The Evolution of a Book Study Group
In the 2010–2011 school year, as a staff member of a national foundation, I supported an inquiry group formed by seven administrators in the Rowland Unified School District (RUSD), located in southern California. These administrators sought to better understand and apply brain/mind learning principles in their work with adult learners; they believed that by understanding how learning takes place naturally, they would be able to design more powerful learning experiences for other educators, and that these experiences would, in turn, build capacity for educators to design better learning opportunities for students.
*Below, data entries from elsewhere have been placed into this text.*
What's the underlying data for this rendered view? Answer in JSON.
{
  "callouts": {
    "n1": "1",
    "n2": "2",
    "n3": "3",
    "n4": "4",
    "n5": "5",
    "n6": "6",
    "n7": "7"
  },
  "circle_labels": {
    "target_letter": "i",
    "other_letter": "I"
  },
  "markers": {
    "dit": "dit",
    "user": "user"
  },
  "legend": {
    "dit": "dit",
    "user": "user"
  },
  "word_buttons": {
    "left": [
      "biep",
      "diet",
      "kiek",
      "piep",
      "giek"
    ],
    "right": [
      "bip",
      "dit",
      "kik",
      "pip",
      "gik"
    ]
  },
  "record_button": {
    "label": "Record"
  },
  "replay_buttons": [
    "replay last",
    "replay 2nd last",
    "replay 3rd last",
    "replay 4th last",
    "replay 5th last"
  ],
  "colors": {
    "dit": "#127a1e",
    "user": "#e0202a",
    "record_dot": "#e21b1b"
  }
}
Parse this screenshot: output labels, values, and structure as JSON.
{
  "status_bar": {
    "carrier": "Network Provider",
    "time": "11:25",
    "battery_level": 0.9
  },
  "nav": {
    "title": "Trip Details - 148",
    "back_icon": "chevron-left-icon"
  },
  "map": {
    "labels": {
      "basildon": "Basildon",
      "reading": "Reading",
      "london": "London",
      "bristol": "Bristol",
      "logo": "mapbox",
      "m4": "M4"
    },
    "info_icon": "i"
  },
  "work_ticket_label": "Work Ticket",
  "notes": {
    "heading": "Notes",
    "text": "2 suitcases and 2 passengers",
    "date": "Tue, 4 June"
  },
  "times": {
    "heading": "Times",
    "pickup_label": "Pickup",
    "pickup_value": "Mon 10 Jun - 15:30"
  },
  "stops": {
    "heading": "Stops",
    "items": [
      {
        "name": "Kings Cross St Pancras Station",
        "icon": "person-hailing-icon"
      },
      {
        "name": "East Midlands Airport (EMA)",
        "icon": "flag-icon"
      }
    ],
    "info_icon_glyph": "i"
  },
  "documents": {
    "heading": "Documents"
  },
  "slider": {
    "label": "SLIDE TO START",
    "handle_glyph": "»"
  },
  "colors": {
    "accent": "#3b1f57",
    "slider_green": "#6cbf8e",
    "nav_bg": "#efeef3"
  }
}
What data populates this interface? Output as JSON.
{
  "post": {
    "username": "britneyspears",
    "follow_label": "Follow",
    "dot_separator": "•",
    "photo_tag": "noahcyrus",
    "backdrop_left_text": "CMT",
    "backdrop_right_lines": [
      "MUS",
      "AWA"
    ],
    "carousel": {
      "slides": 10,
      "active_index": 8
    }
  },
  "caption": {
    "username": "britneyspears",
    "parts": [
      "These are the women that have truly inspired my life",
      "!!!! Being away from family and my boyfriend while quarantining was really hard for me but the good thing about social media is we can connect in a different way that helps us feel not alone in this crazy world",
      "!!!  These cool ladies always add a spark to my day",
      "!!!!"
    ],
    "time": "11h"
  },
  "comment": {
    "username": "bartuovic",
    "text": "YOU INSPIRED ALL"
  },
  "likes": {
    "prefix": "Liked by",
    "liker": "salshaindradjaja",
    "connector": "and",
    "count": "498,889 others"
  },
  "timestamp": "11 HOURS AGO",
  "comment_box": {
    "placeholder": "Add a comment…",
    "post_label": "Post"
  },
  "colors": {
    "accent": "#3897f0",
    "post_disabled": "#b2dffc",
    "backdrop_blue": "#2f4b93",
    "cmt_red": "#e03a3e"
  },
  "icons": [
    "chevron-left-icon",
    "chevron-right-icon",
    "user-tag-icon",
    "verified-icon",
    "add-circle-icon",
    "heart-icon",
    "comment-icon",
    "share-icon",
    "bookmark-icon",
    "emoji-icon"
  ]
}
In RUSD, participation in collaborative inquiry groups, or "communities of practice” (CoPs), is voluntary. (What Is a Community of Practice?) Teachers and administrators form groups based on a common interest or need for the purpose of improving their practice. For teachers, this usually means improving instruction. For administrators, or those who support instructional development, this usually means improving adult learning. Group members meet on their own time and direct their own learning through inquiry questions and following a plan-act-reflect cycle of action learning. New questions and action learning cycles help to develop an inquiry group as members get deeper into inquiry throughout the year. For this inquiry group, a critical turning point occurred when the focus of their learning shifted from personal meaning making to application in their practice.
“It’s liberating to know, as a principal, that I don’t always have to be responsible for everyone’s learning. I don’t know everything, I can’t know everything. The old paradigm is that you are the person in charge—you are supposed to know everything and answer all the questions.”
--John Staumont, principal
Inspired by the Rowland Unified School District’s strategic plan to transform teaching and learning, the seven administrators who formed this collaborative inquiry group embarked on a journey to deeply understand how learning takes place and to design opportunities for others to have powerful learning experiences. As administrators, they saw their role as leaders of learning, and as facilitators of a paradigm shift in which administrators, teachers, and students would shift from being givers and receivers of information to being active learners together in the joint pursuit of knowledge.
Initially, the group activities involved reading, studying, and making meaning of selections from the book 12 Brain/Mind Learning Principles in Action: Developing Executive Functions of the Human Brain (Caine, Caine, Mc Clintic, & Klimek, 2009).
The group also used process learning circles, a four-phase structure for collaborative conversation, to support their collective learning. Process Learning Circles employ the Caines’s brain/mind principles in creating conditions for learning to take place. The group agreed on a focus inquiry question: How do we create conditions for adult learners to support their innate search for meaning? and followed a plan-act-reflect cycle embedded in Process Learning Circles.